Vertical jumps are used to both train and test for power output in athletes. Plyometrics are particularly effective in training for power output, and include different types of vertical jumps. In one recent study, plyometric training (which included continuous vertical jumps) was combined with varying forms of resistance training. The improvement in jump height was similar for the different combinations. This suggested that it was primarily the plyometric training which was responsible for the improvement in vertical jump height and not the varying forms of resistance training. Research into plyometric jumps found vertical jumps to be among the most influential in terms of muscle recruitment (as measured by electromyography), power output, and ground reaction force produced.[8][9][10] Fatigue has been researched in athletes for its effect on vertical jump performance, and found to decrease it in basketball players, tennis players, cyclists, rugby players, and healthy adults of both genders.[11][12][13]

See also

  • Flywheel training


  1. ^ a b c "NFL Combine: Workouts and drills". Retrieved 2014-04-07.
  2. ^ a b Young, W; Wilson G; Byrne C (December 1999). "Relationship between strength qualities and performance in standing and run-up vertical jumps". J Sports Med Phys Fitness. 39 (4).
  3. ^ Ostojić SM, Stojanović M, Ahmetović Z (2010). "Vertical jump as a tool in assessment of muscular power and anaerobic performance". Med. Pregl. 63 (5–6). U.S. National Library of Medicine: 371–5. PMID 21186549. Muscular strength and anaerobic power could be assessed by single and multiple vertical jump testing procedures.
  4. ^ Harman, E., Rosenstein, M., Frykman, P., Rosenstein, R. (1990). The Effects Of Arms And Countermovement On Vertical Jumping. Medicine and Science in Sports and Exercise, 22(6), 825–833.
  5. ^ "Physical Potential | Mark Rippetoe". Starting Strength. Retrieved 2018-04-19.
  6. ^ "Force Matters". Barbell Medicine. Retrieved 2018-04-19.
  7. ^ Neugebauer J.M. & Williams K.R., Biomechanical & Muscular Differences in Three Jump Conditions, University of California, 2004
  8. ^ Beneka, A. G., Malliou, P.K., Missailidou, V., Chatzinikolaou, A., Fatouros, I., et al. (2012). Muscle performance following an acute bout of plyometric training combined with low or high intensity weight exercise. Journal of sport sciences, 21, 1-9.
  9. ^ Ebben, W. P., Simenz, C., Jensen, R.L. (2008). Evaluation of plyometric intensity using electromyography. Journal of strength and conditioning research, 22(3), 861-868.
  10. ^ Ebben, W. P., Fauth, M.L., Garceau, L.R., Petrushek, E.J. (2011). Kinetic quantification of plyometric exercise intensity. Journal of strength and conditioning research, 25(12), 3288-3298.
  11. ^ Montgomery, P. G., Pyne, D.B., Hopkins, W.G., Dorman, J.C., Cook, K., Minahan, C.L. (2008). The effect of recovery strategies on physical performance and cumulative fatigue in competitive basketball.
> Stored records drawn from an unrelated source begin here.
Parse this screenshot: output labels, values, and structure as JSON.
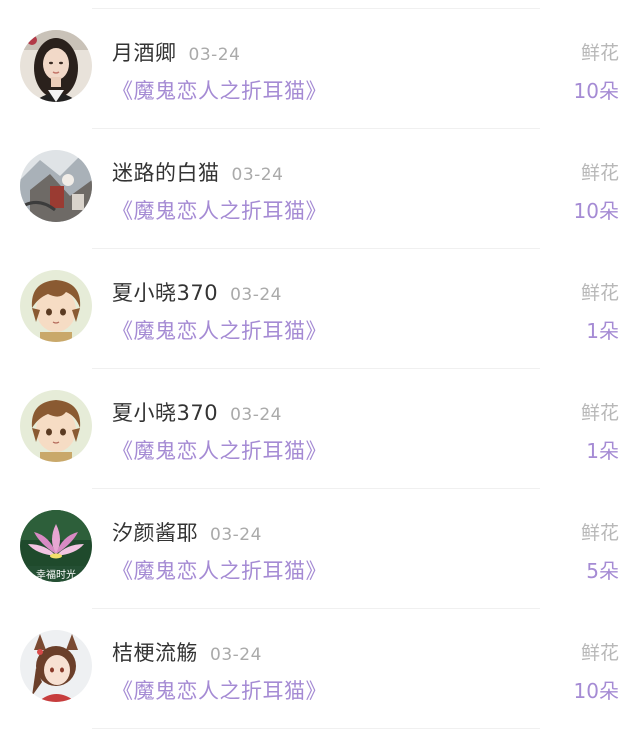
{
  "rows": [
    {
      "name": "月酒卿",
      "date": "03-24",
      "book": "《魔鬼恋人之折耳猫》",
      "gift": "鲜花",
      "qty": "10朵",
      "avatar": "woman-portrait"
    },
    {
      "name": "迷路的白猫",
      "date": "03-24",
      "book": "《魔鬼恋人之折耳猫》",
      "gift": "鲜花",
      "qty": "10朵",
      "avatar": "artwork"
    },
    {
      "name": "夏小晓370",
      "date": "03-24",
      "book": "《魔鬼恋人之折耳猫》",
      "gift": "鲜花",
      "qty": "1朵",
      "avatar": "anime-boy"
    },
    {
      "name": "夏小晓370",
      "date": "03-24",
      "book": "《魔鬼恋人之折耳猫》",
      "gift": "鲜花",
      "qty": "1朵",
      "avatar": "anime-boy"
    },
    {
      "name": "汐颜酱耶",
      "date": "03-24",
      "book": "《魔鬼恋人之折耳猫》",
      "gift": "鲜花",
      "qty": "5朵",
      "avatar": "lotus",
      "avatar_text": "幸福时光"
    },
    {
      "name": "桔梗流觞",
      "date": "03-24",
      "book": "《魔鬼恋人之折耳猫》",
      "gift": "鲜花",
      "qty": "10朵",
      "avatar": "anime-girl"
    }
  ],
  "colors": {
    "accent": "#a58bd4",
    "name": "#333333",
    "meta": "#aaaaaa",
    "gift": "#b8b8b8"
  }
}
Journal of sports sciences, 26(11), 1135-1145.
  12. ^ Girard, O., Lattier, G., Micallef, J., and Millet, G. (2006) Changes in exercise characteristics, maximal voluntary contraction, and explosive strength during prolonged tennis playing. British Journal of Sports Medicine. 40:521-526
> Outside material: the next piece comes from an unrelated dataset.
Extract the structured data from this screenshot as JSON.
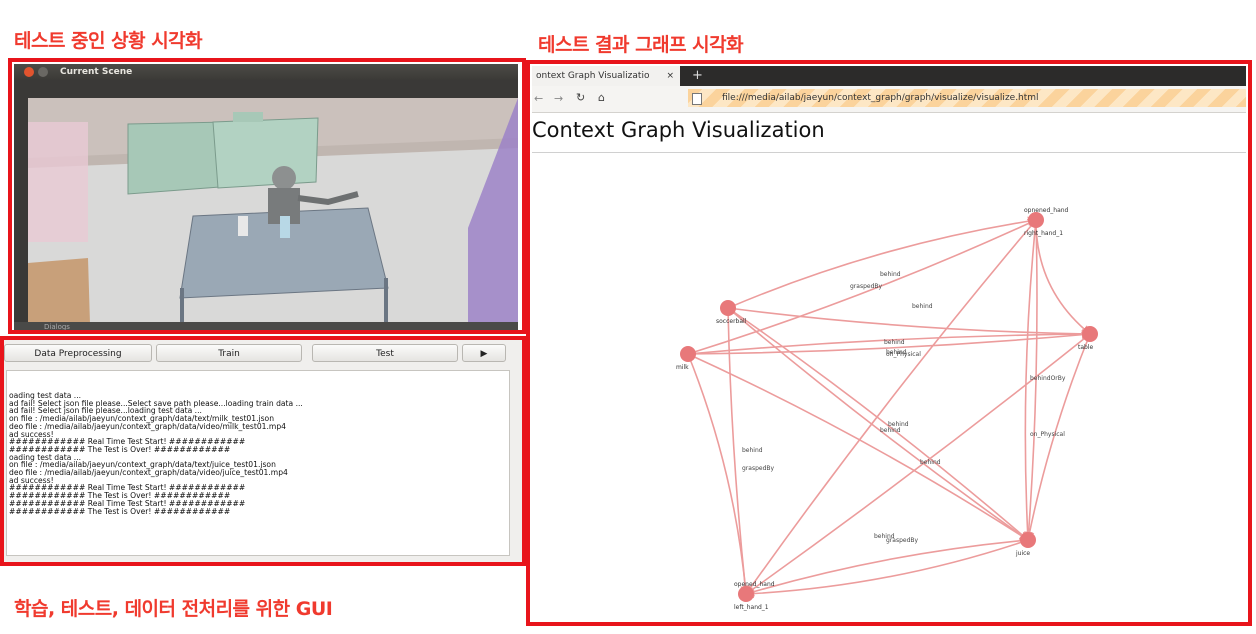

  13. ^ Knicker, A. J., Renshaw, I., Oldham, A.R.H., Cairns, S.P. (2011). Interactive processes link the multiple symptoms of fatigue in sport competition. Sports Medicine, 41(4), 307-328.